He has done extensive community service, working with at-risk and special needs youth, according to CNN. He has also represented refugees during his career.
The ruling gave hope to some Middle East travellers, but left them unclear about how long the new travel window would last. The Trump administration could again block the travellers if it wins an emergency stay.
Qatar Airways was the first to say it would allow passengers from Iran, Iraq, Libya, Somalia, Sudan, Syria and Yemen to fly to US cities if they had valid documents. Air France, Spain's Iberia, Emirates, Etihad Airways and Germany's Lufthansa all followed suit after the federal judge's ruling, which the White House said it planned to appeal against as soon as possible.
The White House said in a statement on Friday: "At the earliest possible time, the Department of Justice intends to file an emergency stay of this outrageous order and defend the executive order of the President, which we believe is lawful and appropriate."
The White House later issued a revised statement removing the word "outrageous".
Mr Trump yesterday hit out at Judge James Robart's ruling on Twitter. "When a country is no longer able to say who can, and who cannot, come in & out, especially for reasons of safety & security - big trouble!" he wrote in one post.
In another, he wrote: "Interesting that certain Middle Eastern countries agree with the ban. They know if certain people are allowed in it's death & destruction!"
Judge Robart, a George W. Bush appointee, explicitly made his ruling apply across the country, while other judges in similar cases have so far issued orders concerning only specific individuals.
The challenge in Seattle was brought by Washington state and later joined by Minnesota.
ABOUT THE RESTRAINING ORDER
•Judge James Robart temporarily barred the US administration from enforcing two parts of President Donald Trump's order: its 90-day suspension of entry into the United States of people from the seven countries - Iran, Iraq, Libya, Somalia, Sudan, Syria and Yemen - and its limits on accepting refugees.
•He said no attacks had been carried out on US soil by individuals from the seven countries affected by the travel ban since the Sept 11, 2001, attacks.
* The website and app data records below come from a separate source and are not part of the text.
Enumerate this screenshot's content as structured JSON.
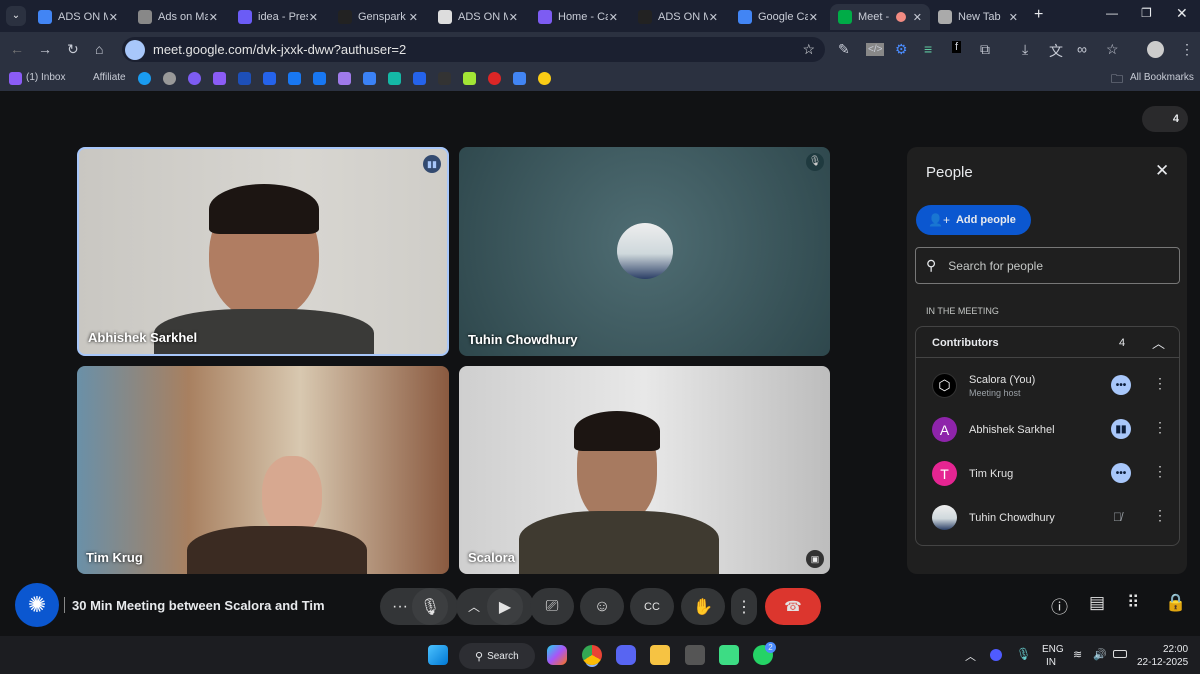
{
  "browser": {
    "tabs": [
      {
        "label": "ADS ON M",
        "icon": "docs-icon",
        "color": "#4285f4"
      },
      {
        "label": "Ads on Ma",
        "icon": "chatgpt-icon",
        "color": "#888"
      },
      {
        "label": "idea - Pres",
        "icon": "pitch-icon",
        "color": "#6b5cf6"
      },
      {
        "label": "Genspark",
        "icon": "genspark-icon",
        "color": "#222"
      },
      {
        "label": "ADS ON M",
        "icon": "g-icon",
        "color": "#ddd"
      },
      {
        "label": "Home - Ca",
        "icon": "canva-icon",
        "color": "#7d5cf2"
      },
      {
        "label": "ADS ON M",
        "icon": "genspark-icon",
        "color": "#222"
      },
      {
        "label": "Google Ca",
        "icon": "calendar-icon",
        "color": "#4285f4"
      },
      {
        "label": "Meet -",
        "icon": "meet-icon",
        "color": "#00ac47"
      },
      {
        "label": "New Tab",
        "icon": "chrome-icon",
        "color": "#aaa"
      }
    ],
    "url": "meet.google.com/dvk-jxxk-dww?authuser=2",
    "bookmarks": {
      "inbox": "(1) Inbox",
      "affiliate": "Affiliate",
      "all": "All Bookmarks"
    }
  },
  "meet": {
    "participant_count": "4",
    "tiles": [
      {
        "name": "Abhishek Sarkhel",
        "status": "speaking"
      },
      {
        "name": "Tuhin Chowdhury",
        "status": "muted"
      },
      {
        "name": "Tim Krug",
        "status": ""
      },
      {
        "name": "Scalora",
        "status": ""
      }
    ],
    "meeting_title": "30 Min Meeting between Scalora and Tim",
    "people": {
      "title": "People",
      "add_people": "Add people",
      "search_placeholder": "Search for people",
      "section": "IN THE MEETING",
      "group": "Contributors",
      "group_count": "4",
      "list": [
        {
          "name": "Scalora (You)",
          "sub": "Meeting host",
          "initial": "",
          "color": "#000"
        },
        {
          "name": "Abhishek Sarkhel",
          "sub": "",
          "initial": "A",
          "color": "#8e24aa"
        },
        {
          "name": "Tim Krug",
          "sub": "",
          "initial": "T",
          "color": "#e52592"
        },
        {
          "name": "Tuhin Chowdhury",
          "sub": "",
          "initial": "",
          "color": "#cfd8dc"
        }
      ]
    }
  },
  "taskbar": {
    "search": "Search",
    "lang1": "ENG",
    "lang2": "IN",
    "time": "22:00",
    "date": "22-12-2025",
    "whatsapp_badge": "2"
  }
}
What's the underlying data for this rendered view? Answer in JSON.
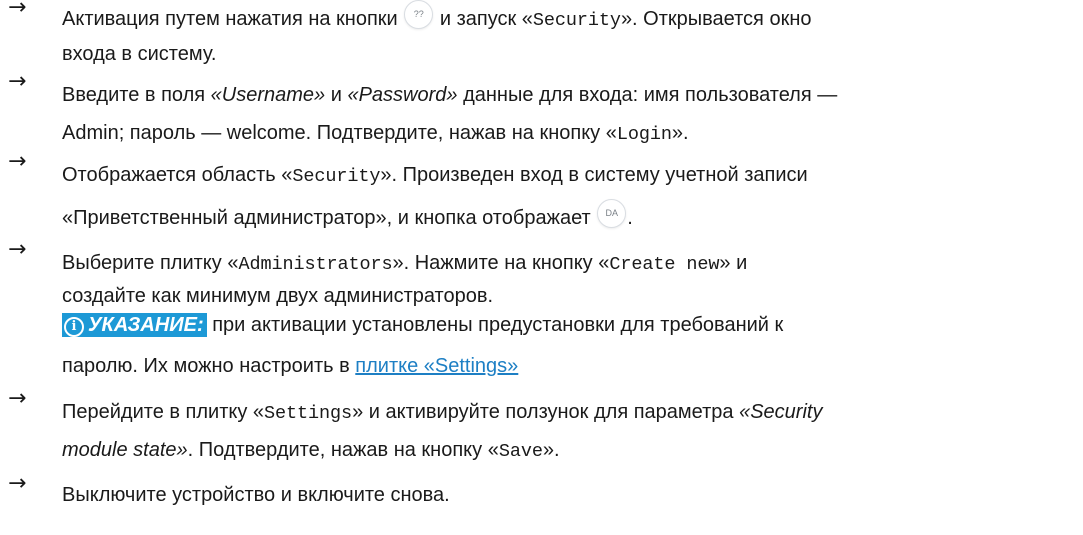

• The restraining order will remain valid nationwide pending a full review of a complaint by Washington Attorney-General Bob Ferguson. He had filed a suit claiming that the President's ban violated the constitutional rights of immigrants and their families, and specifically targeted Muslims.
•The ruling is not the first to challenge Mr Trump's travel ban, but it is the most sweeping as it effectively vacates the main tenets of the order.
•The White House can file an appeal against the ruling. The Justice Department can seek an emergency stay against the temporary restraining order.
The judge ruled that the states have legal standing to sue, which could help Democratic attorneys-general take on Mr Trump in court on issues beyond immigration.
Judge Robart said no attacks had been carried out on US soil by individuals from the seven countries affected by the ban. For Mr Trump's order to be constitutional, Judge Robart said it had to be "based in fact, as opposed to fiction".
REUTERS, BLOOMBERG, AGENCE-FRANCE-PRESSE